Krauss has said she used to dislike working in the studio where she had to play the same song repeatedly, but has come to like studio work roughly the same as live stage performances. Her own favorite concert experiences include watching three Foreigner concerts during a single tour, a Dolly Parton concert, and a Larry Sparks concert. She appeared on Austin City Limits in 1992 and opened the show in 1995 with Union Station. The New Favorite tour, after AKUS' album of the same name, was planned to start September 12, 2001 in Cincinnati, Ohio, but was delayed until September 28 in Savannah, Georgia following the September 11 terrorist attacks. Krauss also took part in the Down from the Mountain tour in 2002, which featured many artists from the O Brother, Where Art Thou soundtrack and was named after a documentary on the making of said soundtrack. Down from the Mountain was followed by the Great High Mountain Tour, which was comprised of musicians from both O Brother and Cold Mountain, including Krauss. She has also given several notable smaller performances including at Carnegie Hall (with the Grand Ole Opry), on Lifetime Television in a concert of female performers, on the radio show A Prairie Home Companion where she sang two songs not previously recorded on any of her albums, and a performance at the White House attended by then-President Bill Clinton and then-Vice President Al Gore.
Alison Krauss has won a record twenty one Grammy Awards over the course of her career as a solo artist, as a group with Union Station, and as a record producer. This is more than any other female artist and tied for seventh most won by any artist overall. She overtook Aretha Franklin for the most female wins at the 46th Grammy Awards where Krauss won three, bringing her total at the time to seventeen (Franklin won her sixteenth that night), and performed with Sarah McLachlan. The Recording Academy (which presents the Grammy Awards) presented her with a special musical achievement honor in 2005. She has also won seven Country Music Association Awards, fifteen International Bluegrass Music Association Awards, and two Gospel Music Association Awards.

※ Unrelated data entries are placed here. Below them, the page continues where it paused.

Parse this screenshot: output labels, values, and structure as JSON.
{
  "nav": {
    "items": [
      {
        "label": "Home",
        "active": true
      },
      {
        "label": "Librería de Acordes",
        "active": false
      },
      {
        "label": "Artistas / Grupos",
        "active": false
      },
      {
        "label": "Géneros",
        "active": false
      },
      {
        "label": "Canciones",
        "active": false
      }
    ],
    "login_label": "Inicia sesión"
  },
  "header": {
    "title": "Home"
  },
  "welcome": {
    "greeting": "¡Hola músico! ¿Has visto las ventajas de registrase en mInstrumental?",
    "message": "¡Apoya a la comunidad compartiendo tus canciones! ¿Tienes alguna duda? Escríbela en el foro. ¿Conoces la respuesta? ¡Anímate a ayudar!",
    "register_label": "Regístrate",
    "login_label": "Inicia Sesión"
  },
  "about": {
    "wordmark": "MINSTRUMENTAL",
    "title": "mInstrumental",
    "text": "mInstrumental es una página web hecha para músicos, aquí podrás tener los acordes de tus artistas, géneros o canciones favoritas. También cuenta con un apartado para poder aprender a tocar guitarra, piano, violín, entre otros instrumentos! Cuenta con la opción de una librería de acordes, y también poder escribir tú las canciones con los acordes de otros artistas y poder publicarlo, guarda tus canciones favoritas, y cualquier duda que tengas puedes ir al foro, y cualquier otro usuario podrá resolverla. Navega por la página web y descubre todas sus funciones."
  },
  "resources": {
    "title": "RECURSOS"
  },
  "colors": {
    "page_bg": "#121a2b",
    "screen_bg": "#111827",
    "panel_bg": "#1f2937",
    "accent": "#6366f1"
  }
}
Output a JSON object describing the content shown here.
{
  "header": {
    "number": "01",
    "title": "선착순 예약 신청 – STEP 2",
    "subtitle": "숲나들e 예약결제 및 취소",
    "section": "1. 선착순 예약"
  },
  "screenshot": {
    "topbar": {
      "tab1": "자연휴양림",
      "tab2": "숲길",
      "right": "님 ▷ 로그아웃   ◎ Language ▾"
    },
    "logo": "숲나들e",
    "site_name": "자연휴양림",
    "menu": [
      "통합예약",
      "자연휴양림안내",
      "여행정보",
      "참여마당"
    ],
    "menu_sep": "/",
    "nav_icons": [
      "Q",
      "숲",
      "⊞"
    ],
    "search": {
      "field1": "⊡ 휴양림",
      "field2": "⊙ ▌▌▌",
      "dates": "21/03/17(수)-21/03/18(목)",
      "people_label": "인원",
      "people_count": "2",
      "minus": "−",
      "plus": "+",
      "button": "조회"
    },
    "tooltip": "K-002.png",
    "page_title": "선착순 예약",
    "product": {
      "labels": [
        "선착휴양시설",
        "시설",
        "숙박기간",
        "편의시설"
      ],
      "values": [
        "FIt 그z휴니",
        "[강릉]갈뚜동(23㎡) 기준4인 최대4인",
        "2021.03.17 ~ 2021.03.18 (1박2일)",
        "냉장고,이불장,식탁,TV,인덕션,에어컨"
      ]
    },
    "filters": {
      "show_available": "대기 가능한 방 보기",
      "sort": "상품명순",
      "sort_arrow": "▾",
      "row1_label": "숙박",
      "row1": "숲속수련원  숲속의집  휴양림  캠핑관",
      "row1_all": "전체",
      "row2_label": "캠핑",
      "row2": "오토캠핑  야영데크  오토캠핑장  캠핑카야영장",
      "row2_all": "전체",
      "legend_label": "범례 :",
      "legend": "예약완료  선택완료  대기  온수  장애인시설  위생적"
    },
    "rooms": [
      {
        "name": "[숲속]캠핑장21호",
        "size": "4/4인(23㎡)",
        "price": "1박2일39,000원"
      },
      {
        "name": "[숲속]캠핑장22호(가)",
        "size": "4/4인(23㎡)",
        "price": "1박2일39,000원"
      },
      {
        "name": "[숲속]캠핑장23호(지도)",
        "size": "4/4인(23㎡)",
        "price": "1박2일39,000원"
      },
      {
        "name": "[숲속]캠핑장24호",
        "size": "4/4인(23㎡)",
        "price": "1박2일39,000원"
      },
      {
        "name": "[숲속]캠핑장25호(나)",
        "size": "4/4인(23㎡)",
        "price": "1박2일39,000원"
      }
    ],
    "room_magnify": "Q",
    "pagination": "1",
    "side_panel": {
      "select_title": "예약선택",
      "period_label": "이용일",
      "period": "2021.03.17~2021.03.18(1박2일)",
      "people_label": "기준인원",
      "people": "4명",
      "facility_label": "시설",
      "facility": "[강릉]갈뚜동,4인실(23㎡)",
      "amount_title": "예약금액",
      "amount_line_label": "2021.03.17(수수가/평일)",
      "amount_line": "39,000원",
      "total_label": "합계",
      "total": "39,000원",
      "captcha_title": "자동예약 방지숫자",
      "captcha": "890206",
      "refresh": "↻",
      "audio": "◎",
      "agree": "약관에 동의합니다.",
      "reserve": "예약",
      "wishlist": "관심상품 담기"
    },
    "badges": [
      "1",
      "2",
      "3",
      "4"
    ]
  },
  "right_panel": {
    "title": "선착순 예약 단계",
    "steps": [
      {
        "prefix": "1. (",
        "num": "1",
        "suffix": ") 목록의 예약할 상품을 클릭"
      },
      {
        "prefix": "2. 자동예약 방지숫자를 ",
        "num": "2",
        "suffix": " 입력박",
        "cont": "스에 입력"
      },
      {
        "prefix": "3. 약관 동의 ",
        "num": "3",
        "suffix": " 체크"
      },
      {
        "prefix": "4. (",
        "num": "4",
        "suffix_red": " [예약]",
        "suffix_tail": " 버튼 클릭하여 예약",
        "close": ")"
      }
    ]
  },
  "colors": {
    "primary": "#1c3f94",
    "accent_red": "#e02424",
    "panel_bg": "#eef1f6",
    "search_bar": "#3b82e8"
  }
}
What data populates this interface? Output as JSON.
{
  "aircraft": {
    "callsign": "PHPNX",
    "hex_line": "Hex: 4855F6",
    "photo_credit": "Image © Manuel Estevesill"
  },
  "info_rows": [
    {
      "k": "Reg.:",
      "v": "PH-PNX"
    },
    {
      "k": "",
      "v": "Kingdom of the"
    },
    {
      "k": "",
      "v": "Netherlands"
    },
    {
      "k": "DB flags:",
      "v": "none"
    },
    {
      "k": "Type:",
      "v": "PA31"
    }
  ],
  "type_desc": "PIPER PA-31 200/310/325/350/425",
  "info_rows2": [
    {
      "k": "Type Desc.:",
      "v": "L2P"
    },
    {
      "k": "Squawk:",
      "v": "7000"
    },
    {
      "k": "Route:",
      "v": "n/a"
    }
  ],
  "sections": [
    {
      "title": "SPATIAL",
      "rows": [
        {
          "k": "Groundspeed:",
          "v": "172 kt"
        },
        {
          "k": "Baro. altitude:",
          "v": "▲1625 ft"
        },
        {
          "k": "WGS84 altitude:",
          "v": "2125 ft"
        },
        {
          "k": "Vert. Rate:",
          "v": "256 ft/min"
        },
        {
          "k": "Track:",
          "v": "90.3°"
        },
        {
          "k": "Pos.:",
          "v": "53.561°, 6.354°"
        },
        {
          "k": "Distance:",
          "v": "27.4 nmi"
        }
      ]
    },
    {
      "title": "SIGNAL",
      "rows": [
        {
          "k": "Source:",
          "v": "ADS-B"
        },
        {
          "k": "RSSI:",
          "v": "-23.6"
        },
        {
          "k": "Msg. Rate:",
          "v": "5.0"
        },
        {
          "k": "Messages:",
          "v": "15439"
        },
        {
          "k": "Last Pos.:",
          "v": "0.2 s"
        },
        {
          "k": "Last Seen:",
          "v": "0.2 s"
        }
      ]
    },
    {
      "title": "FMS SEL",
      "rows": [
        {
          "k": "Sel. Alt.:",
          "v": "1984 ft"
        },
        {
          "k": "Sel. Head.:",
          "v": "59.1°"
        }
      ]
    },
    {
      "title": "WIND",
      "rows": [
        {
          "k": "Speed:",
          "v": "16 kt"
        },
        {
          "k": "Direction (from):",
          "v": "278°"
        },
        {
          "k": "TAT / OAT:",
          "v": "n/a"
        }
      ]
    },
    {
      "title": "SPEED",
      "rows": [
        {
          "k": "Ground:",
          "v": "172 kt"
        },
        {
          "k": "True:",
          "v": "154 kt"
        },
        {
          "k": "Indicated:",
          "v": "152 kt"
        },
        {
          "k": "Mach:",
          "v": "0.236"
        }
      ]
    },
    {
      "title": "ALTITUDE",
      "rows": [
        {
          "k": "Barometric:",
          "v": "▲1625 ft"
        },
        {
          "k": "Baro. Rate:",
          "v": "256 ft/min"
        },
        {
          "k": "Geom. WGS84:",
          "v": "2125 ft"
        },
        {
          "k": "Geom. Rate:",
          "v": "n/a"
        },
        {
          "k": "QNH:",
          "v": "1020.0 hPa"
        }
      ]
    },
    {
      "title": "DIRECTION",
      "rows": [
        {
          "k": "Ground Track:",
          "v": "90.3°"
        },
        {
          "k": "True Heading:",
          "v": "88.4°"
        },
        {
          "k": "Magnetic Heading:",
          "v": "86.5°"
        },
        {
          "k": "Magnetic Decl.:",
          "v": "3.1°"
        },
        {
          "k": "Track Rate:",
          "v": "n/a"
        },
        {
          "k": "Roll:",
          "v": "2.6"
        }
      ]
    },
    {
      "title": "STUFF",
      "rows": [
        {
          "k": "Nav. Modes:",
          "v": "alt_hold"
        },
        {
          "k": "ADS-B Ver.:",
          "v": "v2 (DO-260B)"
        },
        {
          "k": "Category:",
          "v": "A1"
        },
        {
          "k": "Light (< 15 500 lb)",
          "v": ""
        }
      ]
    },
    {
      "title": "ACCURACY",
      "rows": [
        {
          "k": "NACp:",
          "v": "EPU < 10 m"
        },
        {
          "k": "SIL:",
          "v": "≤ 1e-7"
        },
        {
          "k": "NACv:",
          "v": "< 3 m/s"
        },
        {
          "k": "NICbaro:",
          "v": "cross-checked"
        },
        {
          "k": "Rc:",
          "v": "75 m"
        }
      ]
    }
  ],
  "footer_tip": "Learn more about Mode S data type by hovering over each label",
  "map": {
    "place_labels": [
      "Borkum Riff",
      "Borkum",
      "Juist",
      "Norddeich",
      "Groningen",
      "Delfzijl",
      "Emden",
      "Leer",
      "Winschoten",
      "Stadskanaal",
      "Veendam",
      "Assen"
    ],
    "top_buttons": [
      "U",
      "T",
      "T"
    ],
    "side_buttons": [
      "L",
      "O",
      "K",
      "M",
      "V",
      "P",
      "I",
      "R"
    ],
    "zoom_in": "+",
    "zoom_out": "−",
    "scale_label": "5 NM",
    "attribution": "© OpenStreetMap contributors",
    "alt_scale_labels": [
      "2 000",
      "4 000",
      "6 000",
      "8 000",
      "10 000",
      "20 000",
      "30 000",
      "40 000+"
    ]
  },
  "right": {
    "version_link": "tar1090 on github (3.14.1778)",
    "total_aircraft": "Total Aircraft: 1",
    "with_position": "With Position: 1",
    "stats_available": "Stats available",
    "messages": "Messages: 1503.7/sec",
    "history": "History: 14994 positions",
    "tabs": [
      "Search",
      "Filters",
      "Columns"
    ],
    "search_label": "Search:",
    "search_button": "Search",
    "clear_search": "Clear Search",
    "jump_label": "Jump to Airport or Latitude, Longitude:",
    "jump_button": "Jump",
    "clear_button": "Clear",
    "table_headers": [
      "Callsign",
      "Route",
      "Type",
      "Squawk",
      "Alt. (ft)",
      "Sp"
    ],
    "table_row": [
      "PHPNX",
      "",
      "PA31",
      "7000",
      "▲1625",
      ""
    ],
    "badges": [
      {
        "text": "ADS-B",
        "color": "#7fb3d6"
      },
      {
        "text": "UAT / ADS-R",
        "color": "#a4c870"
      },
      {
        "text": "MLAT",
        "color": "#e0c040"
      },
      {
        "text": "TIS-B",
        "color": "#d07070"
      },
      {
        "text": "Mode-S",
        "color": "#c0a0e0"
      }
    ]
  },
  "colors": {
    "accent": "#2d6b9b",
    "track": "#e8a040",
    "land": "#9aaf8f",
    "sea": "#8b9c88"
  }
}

At the 76th Academy Awards in February 2004, where she performed two nominated songs from the Cold Mountain soundtrack, Alison Krauss was chosen by Hollywood shoe designer Stuart Weitzman to wear a pair of $2 million 'Cinderella' sandals with 4½ inch clear glass stiletto heels and two straps adorned with 565 Kwiat diamonds set in platinum. Feeling like a rather unglamorous choice, Krauss said, "When I first heard, I was like, 'What were they thinking?' I have the worst feet of anybody who will be there that night!" In addition to the fairy-tale-inspired shoes, Weitzman outfitted Krauss with a Palm Trço 600 smartphone, bejeweled with 3,000 clear-and-topaz-colored Swarovski crystals. The shoes were returned, but Krauss kept the crystal-covered phone. Weitzman chose Krauss to show off his fashions at the urging of his daughters, who are fans of Krauss' music.